  4. Max Woldhek says

    I’d say I’m firmly in stage 2 at the moment. I’ve written two books now (just got done with the second draft of the second book), and there’s an ever-increasing list of things I realize I need to get better at. It does help, I’ve found, when stressing over How The Heck Am I Supposed To Learn All This, to remind oneself of the progress one has made, of the accomplishments even the Goblin of Discouragement, nasty little blighter that he is, can’t make you forget. I know now that I can write first drafts, stories of almost a hundred thousand words, and then rewrite them, sometimes drastically so (the second draft of my second book shares maybe 10.000 words with the first draft – everything else was written from scratch).

    When I look back to September 2015, when I first sat down to begin the first draft of my first book, knowing nothing of outlining, structuring or character development, I can say to myself, “damn, I’ve learned a lot.” And not even that blasted goblin can take that away from me.

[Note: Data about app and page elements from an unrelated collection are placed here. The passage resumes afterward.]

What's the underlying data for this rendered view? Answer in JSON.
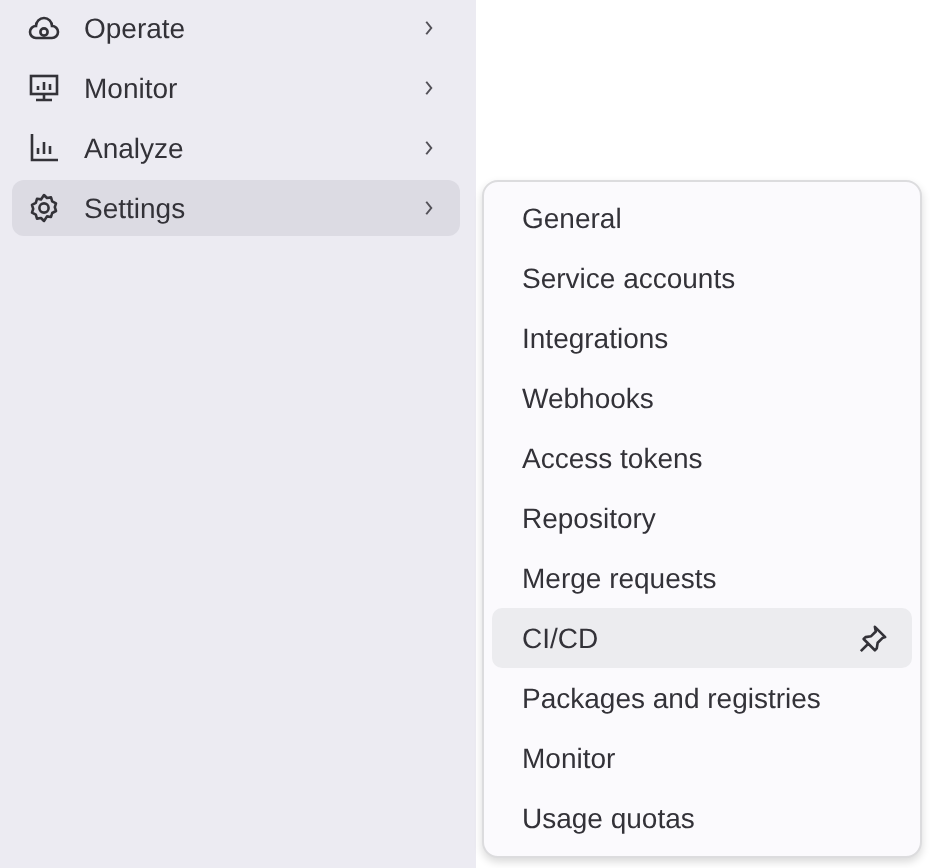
{
  "sidebar": {
    "items": [
      {
        "label": "Operate",
        "kind": "operate",
        "selected": false
      },
      {
        "label": "Monitor",
        "kind": "monitor",
        "selected": false
      },
      {
        "label": "Analyze",
        "kind": "analyze",
        "selected": false
      },
      {
        "label": "Settings",
        "kind": "settings",
        "selected": true
      }
    ]
  },
  "flyout": {
    "items": [
      {
        "label": "General",
        "hovered": false
      },
      {
        "label": "Service accounts",
        "hovered": false
      },
      {
        "label": "Integrations",
        "hovered": false
      },
      {
        "label": "Webhooks",
        "hovered": false
      },
      {
        "label": "Access tokens",
        "hovered": false
      },
      {
        "label": "Repository",
        "hovered": false
      },
      {
        "label": "Merge requests",
        "hovered": false
      },
      {
        "label": "CI/CD",
        "hovered": true
      },
      {
        "label": "Packages and registries",
        "hovered": false
      },
      {
        "label": "Monitor",
        "hovered": false
      },
      {
        "label": "Usage quotas",
        "hovered": false
      }
    ]
  }
}
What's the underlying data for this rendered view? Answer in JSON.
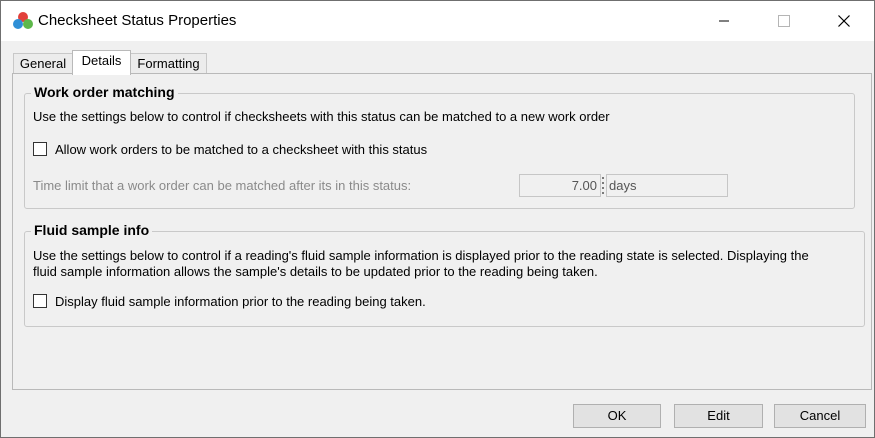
{
  "window": {
    "title": "Checksheet Status Properties",
    "icon": "app-logo-icon",
    "controls": [
      "minimize-icon",
      "maximize-icon",
      "close-icon"
    ]
  },
  "tabs": [
    {
      "label": "General",
      "active": false
    },
    {
      "label": "Details",
      "active": true
    },
    {
      "label": "Formatting",
      "active": false
    }
  ],
  "work_order": {
    "group_title": "Work order matching",
    "description": "Use the settings below to control if checksheets with this status can be matched to a new work order",
    "allow_label": "Allow work orders to be matched to a checksheet with this status",
    "allow_checked": false,
    "time_limit_label": "Time limit that a work order can be matched after its in this status:",
    "time_limit_value": "7.00",
    "time_limit_unit": "days"
  },
  "fluid": {
    "group_title": "Fluid sample info",
    "description_line1": "Use the settings below to control if a reading's fluid sample information is displayed prior to the reading state is selected.  Displaying the",
    "description_line2": "fluid sample information allows the sample's details to be updated prior to the reading being taken.",
    "display_label": "Display fluid sample information prior to the reading being taken.",
    "display_checked": false
  },
  "buttons": {
    "ok": "OK",
    "edit": "Edit",
    "cancel": "Cancel"
  }
}
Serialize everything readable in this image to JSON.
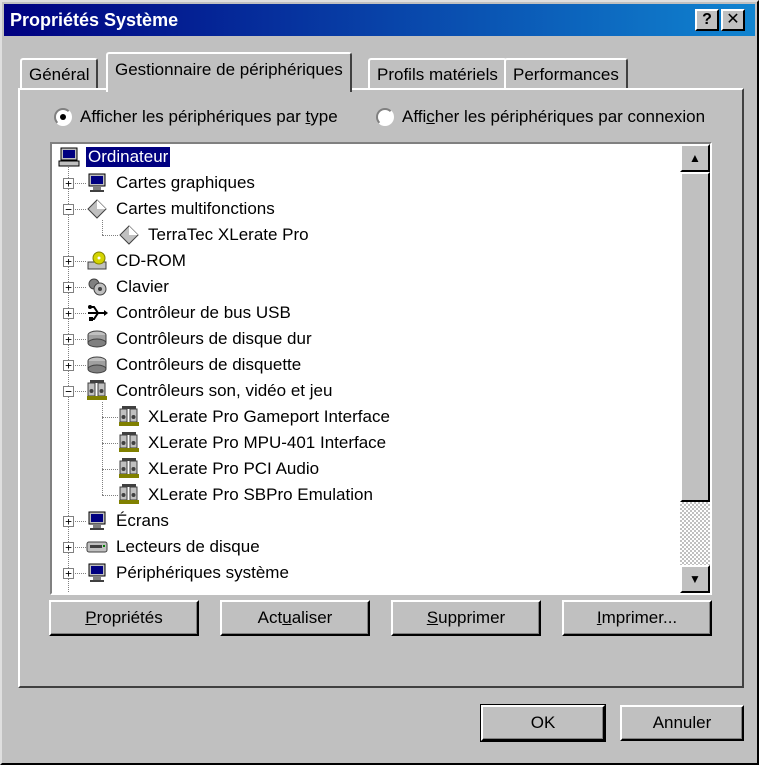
{
  "window": {
    "title": "Propriétés Système",
    "help_glyph": "?",
    "close_glyph": "✕"
  },
  "tabs": [
    {
      "label": "Général",
      "active": false
    },
    {
      "label": "Gestionnaire de périphériques",
      "active": true
    },
    {
      "label": "Profils matériels",
      "active": false
    },
    {
      "label": "Performances",
      "active": false
    }
  ],
  "view_options": {
    "by_type": {
      "pre": "Afficher les périphériques par ",
      "mnemonic": "t",
      "post": "ype",
      "selected": true
    },
    "by_connection": {
      "pre": "Affi",
      "mnemonic": "c",
      "post": "her les périphériques par connexion",
      "selected": false
    }
  },
  "tree": {
    "root": {
      "label": "Ordinateur",
      "icon": "computer-icon"
    },
    "items": [
      {
        "label": "Cartes graphiques",
        "icon": "monitor-icon",
        "level": 1,
        "expander": "+"
      },
      {
        "label": "Cartes multifonctions",
        "icon": "diamond-icon",
        "level": 1,
        "expander": "−"
      },
      {
        "label": "TerraTec XLerate Pro",
        "icon": "diamond-icon",
        "level": 2,
        "expander": ""
      },
      {
        "label": "CD-ROM",
        "icon": "cdrom-icon",
        "level": 1,
        "expander": "+"
      },
      {
        "label": "Clavier",
        "icon": "keyboard-icon",
        "level": 1,
        "expander": "+"
      },
      {
        "label": "Contrôleur de bus USB",
        "icon": "usb-icon",
        "level": 1,
        "expander": "+"
      },
      {
        "label": "Contrôleurs de disque dur",
        "icon": "disk-controller-icon",
        "level": 1,
        "expander": "+"
      },
      {
        "label": "Contrôleurs de disquette",
        "icon": "disk-controller-icon",
        "level": 1,
        "expander": "+"
      },
      {
        "label": "Contrôleurs son, vidéo et jeu",
        "icon": "sound-icon",
        "level": 1,
        "expander": "−"
      },
      {
        "label": "XLerate Pro Gameport Interface",
        "icon": "sound-icon",
        "level": 2,
        "expander": ""
      },
      {
        "label": "XLerate Pro MPU-401 Interface",
        "icon": "sound-icon",
        "level": 2,
        "expander": ""
      },
      {
        "label": "XLerate Pro PCI Audio",
        "icon": "sound-icon",
        "level": 2,
        "expander": ""
      },
      {
        "label": "XLerate Pro SBPro Emulation",
        "icon": "sound-icon",
        "level": 2,
        "expander": ""
      },
      {
        "label": "Écrans",
        "icon": "monitor-icon",
        "level": 1,
        "expander": "+"
      },
      {
        "label": "Lecteurs de disque",
        "icon": "drive-icon",
        "level": 1,
        "expander": "+"
      },
      {
        "label": "Périphériques système",
        "icon": "monitor-icon",
        "level": 1,
        "expander": "+"
      }
    ],
    "scroll_up_glyph": "▲",
    "scroll_down_glyph": "▼"
  },
  "actions": {
    "properties": {
      "mnemonic": "P",
      "post": "ropriétés"
    },
    "refresh": {
      "pre": "Act",
      "mnemonic": "u",
      "post": "aliser"
    },
    "remove": {
      "mnemonic": "S",
      "post": "upprimer"
    },
    "print": {
      "mnemonic": "I",
      "post": "mprimer..."
    }
  },
  "footer": {
    "ok": "OK",
    "cancel": "Annuler"
  },
  "colors": {
    "titlebar_start": "#000080",
    "titlebar_end": "#1084d0",
    "selection": "#000080",
    "face": "#c0c0c0"
  }
}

    Ps. I suppose a literal answer to the question would be: when you’ve written enough.
    No, really. When writing the second draft of my second book, I suddenly realized I’d gotten much faster at typing. 😛

  5. I would say I am at Stage 2, I definitely know I still have a lot to learn and these posts certainly help! I always used to get what seemed like a really great idea and dive in only to end up hitting a wall and giving up on the story. Now I have another idea but this time I’m outlining it. Still in the ‘what if’ ing stage as I call it. I think I’m driving my husband crazy, or he thinks I’ve gone crazy, when I spend a lot of time wandering around muttering to myself.

  6. I really need to read more books. And good books too, which will humble me. Ithink I’ve got a bit of an inflated head and reading masterful writers like Stephen King and Sandra Cisneros and Jane Austen and Charlotte Bronte could help me pop that inflated head. The problem is I don’t have a wallet so I can’t buy books and the library just has horrible romance although I did find this lovely book with beautiful prose, although it did have some plot problems and character arc.


Leave a Reply

This site uses Akismet to reduce spam. Learn how your comment data is processed.